_EXERCISE INSTRUCTIONS_
If a line in the material below has the word "from", copy it.
/---
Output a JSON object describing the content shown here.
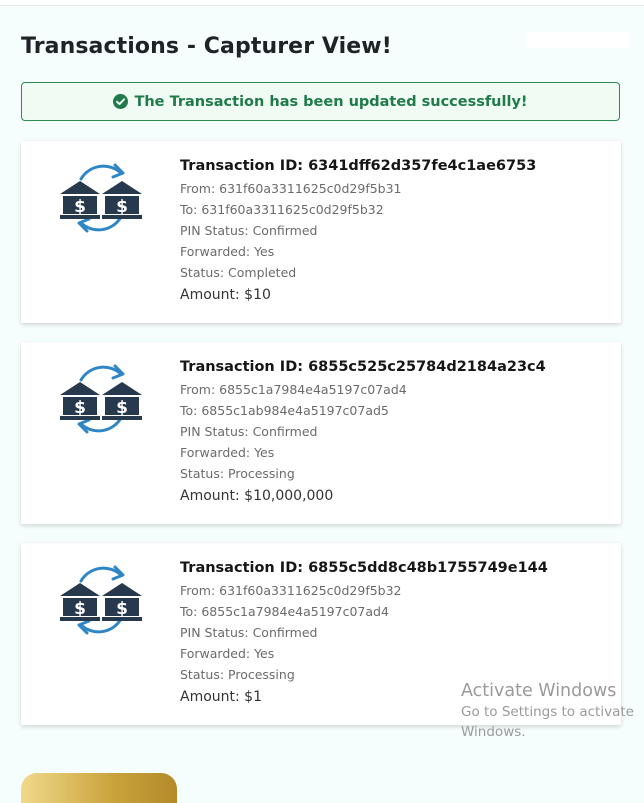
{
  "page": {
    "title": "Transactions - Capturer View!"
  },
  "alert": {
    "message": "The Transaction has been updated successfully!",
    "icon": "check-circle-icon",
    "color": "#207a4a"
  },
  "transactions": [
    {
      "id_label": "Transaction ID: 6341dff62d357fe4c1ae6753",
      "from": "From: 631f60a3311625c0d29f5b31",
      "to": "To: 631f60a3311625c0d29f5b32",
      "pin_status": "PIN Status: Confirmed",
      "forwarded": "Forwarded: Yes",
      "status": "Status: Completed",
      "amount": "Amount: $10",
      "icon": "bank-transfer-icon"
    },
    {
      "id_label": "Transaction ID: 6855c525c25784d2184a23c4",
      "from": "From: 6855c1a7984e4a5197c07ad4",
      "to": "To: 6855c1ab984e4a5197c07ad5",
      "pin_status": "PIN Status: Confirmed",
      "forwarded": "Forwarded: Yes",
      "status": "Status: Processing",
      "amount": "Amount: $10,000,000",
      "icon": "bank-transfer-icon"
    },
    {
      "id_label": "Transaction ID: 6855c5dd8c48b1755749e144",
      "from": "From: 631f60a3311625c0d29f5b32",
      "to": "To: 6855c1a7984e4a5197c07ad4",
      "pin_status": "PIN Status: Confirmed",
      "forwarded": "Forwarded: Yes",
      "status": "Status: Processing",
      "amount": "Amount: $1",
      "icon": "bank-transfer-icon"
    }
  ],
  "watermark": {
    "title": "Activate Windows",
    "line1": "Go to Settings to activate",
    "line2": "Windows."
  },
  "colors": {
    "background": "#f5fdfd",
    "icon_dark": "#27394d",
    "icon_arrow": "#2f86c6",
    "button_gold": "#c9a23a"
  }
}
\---
_EXERCISE RESULT_
      "from": "From: 631f60a3311625c0d29f5b31",
      "from": "From: 6855c1a7984e4a5197c07ad4",
      "from": "From: 631f60a3311625c0d29f5b32",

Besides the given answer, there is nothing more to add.